◆ Activity
The records that follow must be printed exactly as they are.

◆ Data
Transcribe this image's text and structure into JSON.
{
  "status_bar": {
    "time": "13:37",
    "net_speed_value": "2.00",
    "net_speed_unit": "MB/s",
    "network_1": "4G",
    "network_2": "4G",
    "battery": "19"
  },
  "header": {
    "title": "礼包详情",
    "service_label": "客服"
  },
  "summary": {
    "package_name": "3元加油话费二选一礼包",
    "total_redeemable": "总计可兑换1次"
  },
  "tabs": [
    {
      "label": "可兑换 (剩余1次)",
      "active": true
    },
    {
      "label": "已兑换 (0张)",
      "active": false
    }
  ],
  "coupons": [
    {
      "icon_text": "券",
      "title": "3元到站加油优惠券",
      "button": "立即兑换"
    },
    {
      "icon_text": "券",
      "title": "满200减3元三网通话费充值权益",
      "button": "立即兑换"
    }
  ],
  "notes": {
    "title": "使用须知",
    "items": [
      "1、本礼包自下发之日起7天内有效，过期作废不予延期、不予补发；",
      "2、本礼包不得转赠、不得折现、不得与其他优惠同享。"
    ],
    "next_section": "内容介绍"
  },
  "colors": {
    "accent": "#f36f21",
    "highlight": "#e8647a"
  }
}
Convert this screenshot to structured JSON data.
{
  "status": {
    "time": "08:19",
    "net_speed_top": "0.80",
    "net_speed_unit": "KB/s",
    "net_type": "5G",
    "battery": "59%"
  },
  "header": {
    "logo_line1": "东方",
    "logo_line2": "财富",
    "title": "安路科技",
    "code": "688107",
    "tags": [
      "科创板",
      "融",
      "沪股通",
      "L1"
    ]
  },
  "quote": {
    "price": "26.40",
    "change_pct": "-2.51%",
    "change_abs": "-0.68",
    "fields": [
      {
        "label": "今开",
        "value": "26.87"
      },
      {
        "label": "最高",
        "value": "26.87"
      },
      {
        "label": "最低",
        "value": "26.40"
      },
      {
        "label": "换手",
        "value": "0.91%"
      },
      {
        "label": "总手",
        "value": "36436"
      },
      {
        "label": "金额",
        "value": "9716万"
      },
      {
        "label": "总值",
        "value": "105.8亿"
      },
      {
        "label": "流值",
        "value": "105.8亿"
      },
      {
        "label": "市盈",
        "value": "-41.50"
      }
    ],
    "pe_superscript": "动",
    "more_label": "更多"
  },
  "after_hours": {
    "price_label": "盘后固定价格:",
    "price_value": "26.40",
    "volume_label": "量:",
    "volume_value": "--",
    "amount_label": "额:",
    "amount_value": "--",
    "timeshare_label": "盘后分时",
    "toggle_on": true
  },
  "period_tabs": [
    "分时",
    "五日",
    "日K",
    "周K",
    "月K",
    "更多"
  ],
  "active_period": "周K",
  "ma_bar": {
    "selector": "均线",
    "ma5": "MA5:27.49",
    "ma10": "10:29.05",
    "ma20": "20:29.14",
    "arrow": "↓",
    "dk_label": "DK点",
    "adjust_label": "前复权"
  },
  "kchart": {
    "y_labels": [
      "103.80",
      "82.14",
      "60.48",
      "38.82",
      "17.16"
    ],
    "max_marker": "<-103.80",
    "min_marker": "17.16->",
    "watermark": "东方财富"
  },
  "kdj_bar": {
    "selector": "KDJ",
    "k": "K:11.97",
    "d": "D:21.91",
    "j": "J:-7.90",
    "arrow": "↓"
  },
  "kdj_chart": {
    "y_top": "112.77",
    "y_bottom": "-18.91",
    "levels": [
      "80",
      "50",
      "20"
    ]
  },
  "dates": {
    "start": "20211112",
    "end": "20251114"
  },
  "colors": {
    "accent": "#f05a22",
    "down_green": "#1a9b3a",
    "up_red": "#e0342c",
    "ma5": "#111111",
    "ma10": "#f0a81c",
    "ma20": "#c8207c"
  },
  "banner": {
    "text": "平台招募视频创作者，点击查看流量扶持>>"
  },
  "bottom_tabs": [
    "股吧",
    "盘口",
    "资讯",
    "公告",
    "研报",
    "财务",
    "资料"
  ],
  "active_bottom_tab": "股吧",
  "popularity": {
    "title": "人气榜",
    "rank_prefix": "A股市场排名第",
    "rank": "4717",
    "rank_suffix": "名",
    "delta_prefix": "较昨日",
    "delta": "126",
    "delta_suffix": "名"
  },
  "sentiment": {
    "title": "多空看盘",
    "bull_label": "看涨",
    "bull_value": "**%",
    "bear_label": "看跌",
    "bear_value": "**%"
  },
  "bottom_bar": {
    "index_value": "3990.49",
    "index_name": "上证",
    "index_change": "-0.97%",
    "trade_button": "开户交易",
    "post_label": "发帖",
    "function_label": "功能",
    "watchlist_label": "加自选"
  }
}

◆ Problem solution
Transcribe this image's text and structure into JSON.
{
  "status_bar": {
    "time": "13:37",
    "net_speed_value": "2.00",
    "net_speed_unit": "MB/s",
    "network_1": "4G",
    "network_2": "4G",
    "battery": "19"
  },
  "header": {
    "title": "礼包详情",
    "service_label": "客服"
  },
  "summary": {
    "package_name": "3元加油话费二选一礼包",
    "total_redeemable": "总计可兑换1次"
  },
  "tabs": [
    {
      "label": "可兑换 (剩余1次)",
      "active": true
    },
    {
      "label": "已兑换 (0张)",
      "active": false
    }
  ],
  "coupons": [
    {
      "icon_text": "券",
      "title": "3元到站加油优惠券",
      "button": "立即兑换"
    },
    {
      "icon_text": "券",
      "title": "满200减3元三网通话费充值权益",
      "button": "立即兑换"
    }
  ],
  "notes": {
    "title": "使用须知",
    "items": [
      "1、本礼包自下发之日起7天内有效，过期作废不予延期、不予补发；",
      "2、本礼包不得转赠、不得折现、不得与其他优惠同享。"
    ],
    "next_section": "内容介绍"
  },
  "colors": {
    "accent": "#f36f21",
    "highlight": "#e8647a"
  }
}
Convert this screenshot to structured JSON data.
{
  "status": {
    "time": "08:19",
    "net_speed_top": "0.80",
    "net_speed_unit": "KB/s",
    "net_type": "5G",
    "battery": "59%"
  },
  "header": {
    "logo_line1": "东方",
    "logo_line2": "财富",
    "title": "安路科技",
    "code": "688107",
    "tags": [
      "科创板",
      "融",
      "沪股通",
      "L1"
    ]
  },
  "quote": {
    "price": "26.40",
    "change_pct": "-2.51%",
    "change_abs": "-0.68",
    "fields": [
      {
        "label": "今开",
        "value": "26.87"
      },
      {
        "label": "最高",
        "value": "26.87"
      },
      {
        "label": "最低",
        "value": "26.40"
      },
      {
        "label": "换手",
        "value": "0.91%"
      },
      {
        "label": "总手",
        "value": "36436"
      },
      {
        "label": "金额",
        "value": "9716万"
      },
      {
        "label": "总值",
        "value": "105.8亿"
      },
      {
        "label": "流值",
        "value": "105.8亿"
      },
      {
        "label": "市盈",
        "value": "-41.50"
      }
    ],
    "pe_superscript": "动",
    "more_label": "更多"
  },
  "after_hours": {
    "price_label": "盘后固定价格:",
    "price_value": "26.40",
    "volume_label": "量:",
    "volume_value": "--",
    "amount_label": "额:",
    "amount_value": "--",
    "timeshare_label": "盘后分时",
    "toggle_on": true
  },
  "period_tabs": [
    "分时",
    "五日",
    "日K",
    "周K",
    "月K",
    "更多"
  ],
  "active_period": "周K",
  "ma_bar": {
    "selector": "均线",
    "ma5": "MA5:27.49",
    "ma10": "10:29.05",
    "ma20": "20:29.14",
    "arrow": "↓",
    "dk_label": "DK点",
    "adjust_label": "前复权"
  },
  "kchart": {
    "y_labels": [
      "103.80",
      "82.14",
      "60.48",
      "38.82",
      "17.16"
    ],
    "max_marker": "<-103.80",
    "min_marker": "17.16->",
    "watermark": "东方财富"
  },
  "kdj_bar": {
    "selector": "KDJ",
    "k": "K:11.97",
    "d": "D:21.91",
    "j": "J:-7.90",
    "arrow": "↓"
  },
  "kdj_chart": {
    "y_top": "112.77",
    "y_bottom": "-18.91",
    "levels": [
      "80",
      "50",
      "20"
    ]
  },
  "dates": {
    "start": "20211112",
    "end": "20251114"
  },
  "colors": {
    "accent": "#f05a22",
    "down_green": "#1a9b3a",
    "up_red": "#e0342c",
    "ma5": "#111111",
    "ma10": "#f0a81c",
    "ma20": "#c8207c"
  },
  "banner": {
    "text": "平台招募视频创作者，点击查看流量扶持>>"
  },
  "bottom_tabs": [
    "股吧",
    "盘口",
    "资讯",
    "公告",
    "研报",
    "财务",
    "资料"
  ],
  "active_bottom_tab": "股吧",
  "popularity": {
    "title": "人气榜",
    "rank_prefix": "A股市场排名第",
    "rank": "4717",
    "rank_suffix": "名",
    "delta_prefix": "较昨日",
    "delta": "126",
    "delta_suffix": "名"
  },
  "sentiment": {
    "title": "多空看盘",
    "bull_label": "看涨",
    "bull_value": "**%",
    "bear_label": "看跌",
    "bear_value": "**%"
  },
  "bottom_bar": {
    "index_value": "3990.49",
    "index_name": "上证",
    "index_change": "-0.97%",
    "trade_button": "开户交易",
    "post_label": "发帖",
    "function_label": "功能",
    "watchlist_label": "加自选"
  }
}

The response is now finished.